“Oh, yes, absolutely,” she said. And we shared a laugh about how the average intern could easily overlook the best of writers. Then she offered her personal mailing address so my “budding protégé” could submit his story directly to her, freed from the interns and their page-crumpling monkey fingers. The last thing she said to me was this: “I really look forward to reading the story … and thank you so much for thinking of us concerning this recommendation.”
I couldn’t believe how easy this scam was, and how corrupt the process showed itself to be, so I decided to test this trick a couple more times. Under the made-up name of Billy Dakota I sent a manuscript to the Texas Review. In my cover letter I told the editor that my mentor (the same well-known writer) had suggested I submit the story. Several days later I called the magazine and left a message saying I wanted to make certain my protégé’s manuscript didn’t get lost in the shuffle. The following Monday the editor called back. Much like my previous victim, this fellow was clearly titillated that someone of literary stature had called his magazine, and he assured me Billy Dakota’s story was right there in his hand. I continued chatting him up for five or ten minutes and he was all ears, willing to give me all the time I wanted. Curiously enough whenever I call editors under my own name—if I’m lucky enough to get one on the phone, I can’t get the time of day. I guess that’s what we refer to as “social pecking order.”
Next, I decided to go after a bigger fish: The Missouri Review. I already knew the office manager’s name and had talked with her before; this time, though, I again impersonated the well-known writer when I left my message.
She called back in less than ten minutes.
So … I did my dog-and-pony show and she bit hook, line and sinker. She was effervescent, cheerful and sweet, and laughing at my jokes. It must be nice, having people bow and scrape because you have a little notoriety. I explained about my promising protégé and how he’d been getting bogged down in the intern slush pile, and she of course understood completely and mentioned that the real staff always appreciated getting a “heads-up” on special submissions.
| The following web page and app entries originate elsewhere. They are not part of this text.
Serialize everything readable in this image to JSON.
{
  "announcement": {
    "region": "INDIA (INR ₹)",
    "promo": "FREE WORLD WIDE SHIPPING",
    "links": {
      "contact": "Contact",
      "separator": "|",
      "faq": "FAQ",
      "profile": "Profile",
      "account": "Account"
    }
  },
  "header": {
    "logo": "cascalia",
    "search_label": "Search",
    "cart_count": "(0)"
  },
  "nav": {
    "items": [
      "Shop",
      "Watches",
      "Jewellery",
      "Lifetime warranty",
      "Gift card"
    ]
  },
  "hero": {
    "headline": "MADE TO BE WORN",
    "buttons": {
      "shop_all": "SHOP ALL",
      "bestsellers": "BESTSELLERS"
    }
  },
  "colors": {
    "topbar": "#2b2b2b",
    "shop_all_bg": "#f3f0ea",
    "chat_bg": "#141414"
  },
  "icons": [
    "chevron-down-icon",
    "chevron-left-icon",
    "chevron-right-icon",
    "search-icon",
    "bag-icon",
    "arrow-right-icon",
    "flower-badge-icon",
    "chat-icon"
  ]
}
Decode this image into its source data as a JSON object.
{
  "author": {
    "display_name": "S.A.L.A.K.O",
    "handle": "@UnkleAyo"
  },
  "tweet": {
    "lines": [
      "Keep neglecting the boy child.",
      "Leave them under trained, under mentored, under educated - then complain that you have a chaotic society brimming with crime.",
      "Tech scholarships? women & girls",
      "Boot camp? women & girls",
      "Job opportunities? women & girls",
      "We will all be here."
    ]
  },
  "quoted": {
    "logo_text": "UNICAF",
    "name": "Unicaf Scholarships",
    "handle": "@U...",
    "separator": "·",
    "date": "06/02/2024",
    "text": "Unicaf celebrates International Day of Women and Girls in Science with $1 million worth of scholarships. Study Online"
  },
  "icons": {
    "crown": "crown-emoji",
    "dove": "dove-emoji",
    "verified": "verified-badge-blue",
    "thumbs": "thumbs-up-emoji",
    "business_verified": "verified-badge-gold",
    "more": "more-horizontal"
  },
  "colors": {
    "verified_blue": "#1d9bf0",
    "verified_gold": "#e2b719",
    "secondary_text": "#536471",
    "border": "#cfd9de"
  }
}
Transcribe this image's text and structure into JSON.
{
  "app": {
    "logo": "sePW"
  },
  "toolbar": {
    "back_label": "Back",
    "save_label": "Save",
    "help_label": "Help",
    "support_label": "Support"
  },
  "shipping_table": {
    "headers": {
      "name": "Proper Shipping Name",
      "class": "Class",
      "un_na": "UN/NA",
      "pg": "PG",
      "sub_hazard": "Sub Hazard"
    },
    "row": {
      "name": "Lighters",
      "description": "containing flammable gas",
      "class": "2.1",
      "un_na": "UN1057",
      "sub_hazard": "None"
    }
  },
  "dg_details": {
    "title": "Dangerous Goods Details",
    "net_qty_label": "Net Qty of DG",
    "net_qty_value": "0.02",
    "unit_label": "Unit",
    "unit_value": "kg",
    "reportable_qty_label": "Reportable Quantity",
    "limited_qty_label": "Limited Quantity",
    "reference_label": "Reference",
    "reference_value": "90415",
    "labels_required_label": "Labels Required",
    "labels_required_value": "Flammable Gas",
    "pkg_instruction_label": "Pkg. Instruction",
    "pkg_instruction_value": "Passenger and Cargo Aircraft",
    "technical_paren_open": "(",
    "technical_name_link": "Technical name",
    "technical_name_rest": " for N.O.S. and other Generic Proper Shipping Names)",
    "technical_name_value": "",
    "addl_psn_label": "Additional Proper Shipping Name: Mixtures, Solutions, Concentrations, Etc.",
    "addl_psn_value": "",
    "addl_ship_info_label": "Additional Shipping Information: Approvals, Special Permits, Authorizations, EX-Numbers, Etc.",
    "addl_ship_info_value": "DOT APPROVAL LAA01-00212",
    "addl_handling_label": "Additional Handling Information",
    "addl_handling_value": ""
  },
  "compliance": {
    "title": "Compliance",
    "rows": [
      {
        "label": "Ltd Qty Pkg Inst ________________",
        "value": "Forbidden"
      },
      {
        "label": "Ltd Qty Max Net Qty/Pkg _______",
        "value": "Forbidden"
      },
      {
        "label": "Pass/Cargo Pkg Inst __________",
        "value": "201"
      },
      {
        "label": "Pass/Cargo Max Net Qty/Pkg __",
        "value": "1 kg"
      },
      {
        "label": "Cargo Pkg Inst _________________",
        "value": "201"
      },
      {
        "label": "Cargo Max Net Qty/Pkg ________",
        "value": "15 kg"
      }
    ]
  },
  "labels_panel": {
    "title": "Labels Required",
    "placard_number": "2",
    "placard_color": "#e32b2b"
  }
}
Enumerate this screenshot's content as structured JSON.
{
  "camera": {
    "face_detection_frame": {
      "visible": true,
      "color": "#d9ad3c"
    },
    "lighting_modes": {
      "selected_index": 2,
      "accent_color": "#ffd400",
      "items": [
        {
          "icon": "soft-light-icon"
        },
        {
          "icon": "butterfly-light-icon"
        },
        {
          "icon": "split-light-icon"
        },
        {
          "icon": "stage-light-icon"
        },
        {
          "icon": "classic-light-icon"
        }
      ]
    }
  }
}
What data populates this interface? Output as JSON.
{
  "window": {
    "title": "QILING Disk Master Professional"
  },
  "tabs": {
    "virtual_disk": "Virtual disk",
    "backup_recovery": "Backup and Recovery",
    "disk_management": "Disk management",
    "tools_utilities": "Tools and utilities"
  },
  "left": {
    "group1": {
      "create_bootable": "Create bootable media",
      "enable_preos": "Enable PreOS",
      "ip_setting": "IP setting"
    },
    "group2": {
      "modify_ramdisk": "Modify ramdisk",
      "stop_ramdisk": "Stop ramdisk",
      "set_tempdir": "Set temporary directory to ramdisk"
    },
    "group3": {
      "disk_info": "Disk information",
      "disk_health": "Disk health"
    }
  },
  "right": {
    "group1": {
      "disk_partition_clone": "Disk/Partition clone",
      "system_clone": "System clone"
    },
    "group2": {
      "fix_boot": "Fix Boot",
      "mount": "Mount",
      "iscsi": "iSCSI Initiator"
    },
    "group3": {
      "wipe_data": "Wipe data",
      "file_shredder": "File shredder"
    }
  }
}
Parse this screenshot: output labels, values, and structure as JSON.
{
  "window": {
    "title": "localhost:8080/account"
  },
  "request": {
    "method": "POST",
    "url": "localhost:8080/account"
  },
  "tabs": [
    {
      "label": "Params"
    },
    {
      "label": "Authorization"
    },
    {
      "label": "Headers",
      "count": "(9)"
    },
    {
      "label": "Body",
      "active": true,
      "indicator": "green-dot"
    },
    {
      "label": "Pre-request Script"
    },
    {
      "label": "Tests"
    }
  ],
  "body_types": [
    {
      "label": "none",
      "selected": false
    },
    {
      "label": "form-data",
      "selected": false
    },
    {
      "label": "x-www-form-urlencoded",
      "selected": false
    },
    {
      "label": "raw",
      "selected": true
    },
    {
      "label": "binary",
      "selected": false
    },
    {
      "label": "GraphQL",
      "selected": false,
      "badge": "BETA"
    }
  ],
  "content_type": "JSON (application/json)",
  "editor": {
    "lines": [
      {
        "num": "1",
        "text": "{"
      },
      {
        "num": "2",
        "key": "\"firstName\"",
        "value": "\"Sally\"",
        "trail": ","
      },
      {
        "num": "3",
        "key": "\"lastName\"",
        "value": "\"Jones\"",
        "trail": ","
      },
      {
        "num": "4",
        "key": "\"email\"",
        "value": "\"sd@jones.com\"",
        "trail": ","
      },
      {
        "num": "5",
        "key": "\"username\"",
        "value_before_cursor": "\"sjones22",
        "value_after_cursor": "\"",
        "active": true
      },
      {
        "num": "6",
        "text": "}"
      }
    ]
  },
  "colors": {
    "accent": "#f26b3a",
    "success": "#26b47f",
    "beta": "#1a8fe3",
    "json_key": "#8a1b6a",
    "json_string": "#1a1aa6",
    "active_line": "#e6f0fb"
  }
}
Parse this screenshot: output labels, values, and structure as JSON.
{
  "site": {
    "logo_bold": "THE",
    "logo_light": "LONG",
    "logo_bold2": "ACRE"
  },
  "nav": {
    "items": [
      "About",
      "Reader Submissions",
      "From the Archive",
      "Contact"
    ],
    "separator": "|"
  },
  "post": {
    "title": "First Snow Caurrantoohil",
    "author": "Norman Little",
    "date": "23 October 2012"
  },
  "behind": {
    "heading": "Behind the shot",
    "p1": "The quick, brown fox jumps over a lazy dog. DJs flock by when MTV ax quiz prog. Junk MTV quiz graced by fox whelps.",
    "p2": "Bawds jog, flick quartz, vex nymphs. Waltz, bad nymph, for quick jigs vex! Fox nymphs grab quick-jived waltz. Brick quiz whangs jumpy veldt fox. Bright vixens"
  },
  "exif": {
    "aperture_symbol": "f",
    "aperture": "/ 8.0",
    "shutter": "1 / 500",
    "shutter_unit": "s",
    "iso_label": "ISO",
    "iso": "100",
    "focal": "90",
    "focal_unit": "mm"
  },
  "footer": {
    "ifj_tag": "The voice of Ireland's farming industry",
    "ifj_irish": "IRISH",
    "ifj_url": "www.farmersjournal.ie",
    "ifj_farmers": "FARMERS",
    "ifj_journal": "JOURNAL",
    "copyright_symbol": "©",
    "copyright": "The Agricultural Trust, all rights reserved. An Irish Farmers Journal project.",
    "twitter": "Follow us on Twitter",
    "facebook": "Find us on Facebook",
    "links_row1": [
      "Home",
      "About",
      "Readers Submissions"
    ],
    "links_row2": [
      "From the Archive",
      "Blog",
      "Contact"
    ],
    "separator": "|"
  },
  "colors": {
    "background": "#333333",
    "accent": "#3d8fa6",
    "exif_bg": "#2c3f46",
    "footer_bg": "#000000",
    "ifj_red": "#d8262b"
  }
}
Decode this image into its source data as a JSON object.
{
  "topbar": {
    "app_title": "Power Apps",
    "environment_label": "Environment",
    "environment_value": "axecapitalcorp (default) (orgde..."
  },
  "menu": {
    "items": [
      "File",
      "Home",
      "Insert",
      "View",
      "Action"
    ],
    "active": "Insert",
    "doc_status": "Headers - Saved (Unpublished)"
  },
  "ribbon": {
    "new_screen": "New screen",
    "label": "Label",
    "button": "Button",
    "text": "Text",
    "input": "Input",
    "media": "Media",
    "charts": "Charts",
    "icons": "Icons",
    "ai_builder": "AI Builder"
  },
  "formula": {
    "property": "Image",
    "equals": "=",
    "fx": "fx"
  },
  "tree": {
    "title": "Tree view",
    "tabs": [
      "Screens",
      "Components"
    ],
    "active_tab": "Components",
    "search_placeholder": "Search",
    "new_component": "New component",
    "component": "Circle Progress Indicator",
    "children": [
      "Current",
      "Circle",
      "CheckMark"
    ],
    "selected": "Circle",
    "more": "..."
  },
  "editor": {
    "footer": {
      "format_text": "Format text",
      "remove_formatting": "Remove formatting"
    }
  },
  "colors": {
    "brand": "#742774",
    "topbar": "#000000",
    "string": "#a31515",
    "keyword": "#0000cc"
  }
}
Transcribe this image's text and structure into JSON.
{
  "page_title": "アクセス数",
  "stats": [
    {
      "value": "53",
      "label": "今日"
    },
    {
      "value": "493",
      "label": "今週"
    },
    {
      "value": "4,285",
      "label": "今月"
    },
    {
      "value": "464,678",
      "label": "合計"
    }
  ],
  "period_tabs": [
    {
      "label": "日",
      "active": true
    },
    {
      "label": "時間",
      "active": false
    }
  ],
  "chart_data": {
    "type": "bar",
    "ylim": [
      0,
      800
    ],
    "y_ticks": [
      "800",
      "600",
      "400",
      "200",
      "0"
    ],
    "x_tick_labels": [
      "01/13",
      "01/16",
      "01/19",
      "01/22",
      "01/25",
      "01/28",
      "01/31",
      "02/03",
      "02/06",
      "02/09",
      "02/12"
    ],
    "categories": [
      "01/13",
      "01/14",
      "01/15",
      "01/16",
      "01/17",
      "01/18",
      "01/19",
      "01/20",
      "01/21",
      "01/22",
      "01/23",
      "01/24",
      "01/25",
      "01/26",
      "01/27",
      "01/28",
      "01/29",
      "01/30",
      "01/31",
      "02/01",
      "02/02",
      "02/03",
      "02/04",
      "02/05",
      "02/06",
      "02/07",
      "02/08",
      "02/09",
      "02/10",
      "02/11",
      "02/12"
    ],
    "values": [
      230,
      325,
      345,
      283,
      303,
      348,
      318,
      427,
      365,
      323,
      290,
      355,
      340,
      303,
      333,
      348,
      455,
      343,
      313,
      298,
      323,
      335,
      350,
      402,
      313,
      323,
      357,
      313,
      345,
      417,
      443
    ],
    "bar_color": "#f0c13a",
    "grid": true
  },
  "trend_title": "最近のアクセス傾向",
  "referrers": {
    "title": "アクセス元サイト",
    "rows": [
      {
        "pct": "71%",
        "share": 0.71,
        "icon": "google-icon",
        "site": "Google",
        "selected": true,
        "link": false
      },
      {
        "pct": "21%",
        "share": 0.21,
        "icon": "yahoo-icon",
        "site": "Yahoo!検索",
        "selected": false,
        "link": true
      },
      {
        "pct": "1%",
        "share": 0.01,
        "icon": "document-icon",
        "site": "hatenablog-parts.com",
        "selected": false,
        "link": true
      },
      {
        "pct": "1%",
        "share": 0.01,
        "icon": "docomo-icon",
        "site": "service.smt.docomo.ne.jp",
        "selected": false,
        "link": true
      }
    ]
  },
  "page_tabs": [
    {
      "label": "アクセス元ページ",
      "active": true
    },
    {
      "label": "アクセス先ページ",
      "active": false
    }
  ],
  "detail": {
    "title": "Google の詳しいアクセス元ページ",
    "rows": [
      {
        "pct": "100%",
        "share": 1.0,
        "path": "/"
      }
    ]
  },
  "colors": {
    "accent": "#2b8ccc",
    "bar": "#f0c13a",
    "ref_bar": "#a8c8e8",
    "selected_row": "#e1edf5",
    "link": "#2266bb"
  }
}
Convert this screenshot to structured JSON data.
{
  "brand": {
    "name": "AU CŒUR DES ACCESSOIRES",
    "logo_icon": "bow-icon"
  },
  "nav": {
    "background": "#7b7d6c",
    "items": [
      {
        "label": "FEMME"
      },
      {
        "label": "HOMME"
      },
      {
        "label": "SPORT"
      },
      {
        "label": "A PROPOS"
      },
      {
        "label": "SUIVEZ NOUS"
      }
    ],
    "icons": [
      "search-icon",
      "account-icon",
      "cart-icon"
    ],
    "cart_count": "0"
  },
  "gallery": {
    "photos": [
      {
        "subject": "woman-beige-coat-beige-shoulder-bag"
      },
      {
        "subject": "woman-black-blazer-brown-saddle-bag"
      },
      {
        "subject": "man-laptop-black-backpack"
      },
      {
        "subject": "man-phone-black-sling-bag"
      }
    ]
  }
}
To underscore this policy she supplied me with the head editor’s private email address … or if that was less desirable than regular snail-mail, she would personally see that the big guy got the story if it was put to her attention.
To fully appreciate this anecdote you must realize that I had talked with this woman before (six months previously), as myself, and had all but pleaded with her to help me get one of my stories past the interns to the head editor. She made it very clear that this was not possible. Yet on the weight of a single fake phone call, she was ready to bend over backwards to accommodate a known author to secure favors for his imaginary protégé.
Well … I think I have finally exposed the wheedling corruption that looms behind many if not most of the big literary magazines. It’s one thing to cheat, but it’s a whole other thing to pretend that you run an egalitarian operation when in fact you’re as crooked as a used-car dealer. The blurb should read something like this: The Pretty People Review is open to all submissions, but be forewarned. We hand out special treatment to insiders and the chosen few—and if you ain’t one of them … tough nuggets!
In conclusion, as to the rest of you frequently frustrated and fervent fiction writers out there, particularly if you happen to be a commoner like myself or have tried building your publishing history in the litany of illustrious literary magazines and journals of America, my best recommendation is this: Get your rich uncle to donate a new building to the university, or make sure you’re well ensconced among Ivy-League insiders and literary blue bloods. Because if you’re not, it’s welcome to the slush pile, pal.
And like the man said, William, “Show us, don’t tell us!” Too much description, not suitable for us, Mr. Faulkner, but it was a good effort. Try us again in the fall. And, oh, by the way, pump up the drama a little, would you? Good luck with your writing!